(Data about app and page elements)
--------------------------------------------------

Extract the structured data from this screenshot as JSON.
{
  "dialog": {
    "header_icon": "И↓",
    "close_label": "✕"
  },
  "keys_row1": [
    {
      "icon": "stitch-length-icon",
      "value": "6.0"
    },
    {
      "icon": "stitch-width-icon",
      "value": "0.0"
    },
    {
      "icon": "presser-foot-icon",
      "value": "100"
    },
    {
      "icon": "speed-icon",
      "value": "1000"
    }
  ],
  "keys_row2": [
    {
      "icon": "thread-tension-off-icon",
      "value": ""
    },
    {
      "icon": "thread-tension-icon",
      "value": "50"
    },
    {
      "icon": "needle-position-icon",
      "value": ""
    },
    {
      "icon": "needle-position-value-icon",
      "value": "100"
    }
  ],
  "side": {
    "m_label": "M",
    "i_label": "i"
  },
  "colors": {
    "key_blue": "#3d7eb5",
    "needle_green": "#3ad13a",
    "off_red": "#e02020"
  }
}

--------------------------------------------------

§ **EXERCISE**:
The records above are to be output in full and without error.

§ **RESULT FOR THIS TASK**:
Extract the structured data from this screenshot as JSON.
{
  "dialog": {
    "header_icon": "И↓",
    "close_label": "✕"
  },
  "keys_row1": [
    {
      "icon": "stitch-length-icon",
      "value": "6.0"
    },
    {
      "icon": "stitch-width-icon",
      "value": "0.0"
    },
    {
      "icon": "presser-foot-icon",
      "value": "100"
    },
    {
      "icon": "speed-icon",
      "value": "1000"
    }
  ],
  "keys_row2": [
    {
      "icon": "thread-tension-off-icon",
      "value": ""
    },
    {
      "icon": "thread-tension-icon",
      "value": "50"
    },
    {
      "icon": "needle-position-icon",
      "value": ""
    },
    {
      "icon": "needle-position-value-icon",
      "value": "100"
    }
  ],
  "side": {
    "m_label": "M",
    "i_label": "i"
  },
  "colors": {
    "key_blue": "#3d7eb5",
    "needle_green": "#3ad13a",
    "off_red": "#e02020"
  }
}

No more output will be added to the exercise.